Finally, the book doesn’t do an effective job of distinguishing the mistreatment distinctly reserved for the Uyghurs from the routine exercise of political oppression that defines life in China. Haitiwaji’s trial was an utter mockery of justice, but it also resembled – very strongly – what ordinary Chinese trials look like. Justice is a sham for everyone in China: the country’s conviction rate is currently over 99.9%. The chance of acquittal has rarely drifted much above one in a hundred since 1970. When I was studying Chinese criminal law at Nanjing University, a professor pointed out that the statistically detectable benefit of retaining a defense lawyer approaches zero: legal representation is worthless across the system.
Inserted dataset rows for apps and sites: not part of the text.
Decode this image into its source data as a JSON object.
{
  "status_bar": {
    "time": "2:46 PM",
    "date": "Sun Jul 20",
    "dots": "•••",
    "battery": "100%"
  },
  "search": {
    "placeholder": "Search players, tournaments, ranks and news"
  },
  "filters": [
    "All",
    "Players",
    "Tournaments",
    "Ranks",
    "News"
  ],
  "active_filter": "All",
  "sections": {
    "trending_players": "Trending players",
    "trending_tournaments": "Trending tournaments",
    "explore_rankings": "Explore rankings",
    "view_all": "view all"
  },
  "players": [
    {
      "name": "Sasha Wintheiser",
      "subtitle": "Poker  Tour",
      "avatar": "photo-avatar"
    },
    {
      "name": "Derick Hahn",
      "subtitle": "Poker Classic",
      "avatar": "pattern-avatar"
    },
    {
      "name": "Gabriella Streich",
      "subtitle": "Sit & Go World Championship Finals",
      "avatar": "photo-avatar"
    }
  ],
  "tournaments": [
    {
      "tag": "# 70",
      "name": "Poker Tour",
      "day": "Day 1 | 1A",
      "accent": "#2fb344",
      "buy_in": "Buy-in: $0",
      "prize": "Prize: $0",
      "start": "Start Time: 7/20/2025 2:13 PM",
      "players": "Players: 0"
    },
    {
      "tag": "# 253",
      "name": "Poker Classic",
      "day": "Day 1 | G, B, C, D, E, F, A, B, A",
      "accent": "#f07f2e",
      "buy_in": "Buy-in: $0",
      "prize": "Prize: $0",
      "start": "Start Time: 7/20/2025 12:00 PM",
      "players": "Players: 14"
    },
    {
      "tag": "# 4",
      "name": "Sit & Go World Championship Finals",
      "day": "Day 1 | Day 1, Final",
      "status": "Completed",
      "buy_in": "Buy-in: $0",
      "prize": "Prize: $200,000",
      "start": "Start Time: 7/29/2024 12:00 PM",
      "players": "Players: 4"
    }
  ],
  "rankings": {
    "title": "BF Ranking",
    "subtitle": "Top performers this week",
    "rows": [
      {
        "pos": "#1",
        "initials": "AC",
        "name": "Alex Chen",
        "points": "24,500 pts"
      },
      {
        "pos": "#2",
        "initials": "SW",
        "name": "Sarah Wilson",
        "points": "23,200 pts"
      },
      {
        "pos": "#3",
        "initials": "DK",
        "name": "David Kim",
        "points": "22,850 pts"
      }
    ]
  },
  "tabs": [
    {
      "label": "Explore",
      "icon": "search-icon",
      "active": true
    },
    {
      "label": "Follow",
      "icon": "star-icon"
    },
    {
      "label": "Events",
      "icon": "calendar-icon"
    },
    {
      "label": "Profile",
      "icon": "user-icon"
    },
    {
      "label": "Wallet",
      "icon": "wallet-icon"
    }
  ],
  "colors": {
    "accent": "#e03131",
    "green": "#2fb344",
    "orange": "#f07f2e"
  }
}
Recognizing this fact would have strengthened the book’s authority without in any way diminishing the suffering of the protagonist.
Despite its flaws, How I Survived a Chinese “Reeducation” Camp is an indispensable document. It shares the strengths and weaknesses of the short 2021 Oscar-nominated documentary Do Not Split. Like that provocative movie’s treatment of the Hong Kong riots, the book serves as a timely and compelling introduction to a terrifying form of human cruelty. Let’s hope that it succeeds in raising awareness. The nuances of China’s barbarity will no doubt be revealed in the future.
Maxwell Olin Massa is a graduate of the Hopkins-Nanjing Center and currently works as a policy analyst in the DC area. In addition to having written on the rule of law, he is also a staff writer for Third Factor magazine and published House of Apollo, a novel of ideas, with Whiskey Tit Books in 2020. He was even a Chinese TV host for a year, once upon a time.